As a member of BOMLA’s inaugural graduating class, Jack Erspamer is no stranger to breaking educational barriers. After his graduation from Tarleton State University with a degree in Physics, Erspamer left his home state of Texas to start a PhD program in Photonics and Optics at the University of Central Florida this fall.
Optics is the study of light, and Erspamer’s curiosity on the subject inspired him to further his knowledge.
“I picked optics as my field of study because light is really weird, and it behaves in unexpected ways,” said Erspamer. “I want to be able to understand it theoretically and be able to apply the knowledge in realistic and useful ways.”
After graduation, Jack plans to continue research either as a professor or professional in the field.
As he pursues his PhD, Erspamer says dedication and effort are increasingly more crucial for success, but can be challenging to develop without positive reinforcements. For Jack, those reinforcements are his educators.
“Being able to talk to your teachers and professors is important,” he said. “Teachers are meant to help you learn the material, not judge you.”
Erspamer has exercised this mindset throughout graduate school: professors should be seen as trusted personal and professional resources for students.
For students looking forward to furthering their education, Erspamer encourages students to understand that the imposter syndrome, or feeling like you don’t belong, is a trap.

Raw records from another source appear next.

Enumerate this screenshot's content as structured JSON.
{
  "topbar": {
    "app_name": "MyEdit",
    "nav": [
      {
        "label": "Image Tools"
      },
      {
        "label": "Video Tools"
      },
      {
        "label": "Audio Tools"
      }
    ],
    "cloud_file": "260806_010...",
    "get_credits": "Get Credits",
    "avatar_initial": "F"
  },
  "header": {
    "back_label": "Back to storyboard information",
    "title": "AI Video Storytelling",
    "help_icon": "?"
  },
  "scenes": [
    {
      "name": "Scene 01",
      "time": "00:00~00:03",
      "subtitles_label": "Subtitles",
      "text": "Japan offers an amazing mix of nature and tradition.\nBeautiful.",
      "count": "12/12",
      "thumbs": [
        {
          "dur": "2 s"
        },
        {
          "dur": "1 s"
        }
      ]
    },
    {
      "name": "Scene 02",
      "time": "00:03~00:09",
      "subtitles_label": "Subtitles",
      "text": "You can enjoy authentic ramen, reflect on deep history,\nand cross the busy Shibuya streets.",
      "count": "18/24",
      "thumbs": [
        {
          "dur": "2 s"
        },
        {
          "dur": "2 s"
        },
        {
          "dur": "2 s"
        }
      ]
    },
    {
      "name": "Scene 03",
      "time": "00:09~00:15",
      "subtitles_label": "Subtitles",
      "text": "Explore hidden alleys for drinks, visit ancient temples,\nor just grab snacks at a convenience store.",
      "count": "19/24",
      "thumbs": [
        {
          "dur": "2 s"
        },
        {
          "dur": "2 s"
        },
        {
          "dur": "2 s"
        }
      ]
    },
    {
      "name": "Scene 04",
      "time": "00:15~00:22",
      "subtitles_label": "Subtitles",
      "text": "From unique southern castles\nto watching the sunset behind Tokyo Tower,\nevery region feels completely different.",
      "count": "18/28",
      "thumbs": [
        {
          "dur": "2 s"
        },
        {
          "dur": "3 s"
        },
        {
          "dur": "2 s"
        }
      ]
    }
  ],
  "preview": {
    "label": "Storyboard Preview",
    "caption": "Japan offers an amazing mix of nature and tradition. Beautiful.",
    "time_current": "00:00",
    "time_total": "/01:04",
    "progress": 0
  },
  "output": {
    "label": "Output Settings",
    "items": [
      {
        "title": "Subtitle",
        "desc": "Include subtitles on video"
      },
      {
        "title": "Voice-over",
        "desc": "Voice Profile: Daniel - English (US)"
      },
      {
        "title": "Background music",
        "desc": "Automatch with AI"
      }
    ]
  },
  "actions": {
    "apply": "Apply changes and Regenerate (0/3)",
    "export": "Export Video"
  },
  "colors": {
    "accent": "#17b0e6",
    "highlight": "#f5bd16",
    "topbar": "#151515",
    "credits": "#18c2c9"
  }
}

“When I was in middle school, I was put in mandatory tutoring for algebra, but I was able to come back from it and eventually tutored people for the same subject in college,” said Erspamer. “Intelligence does not always come from natural talent – it comes practice, perseverance and dedication.”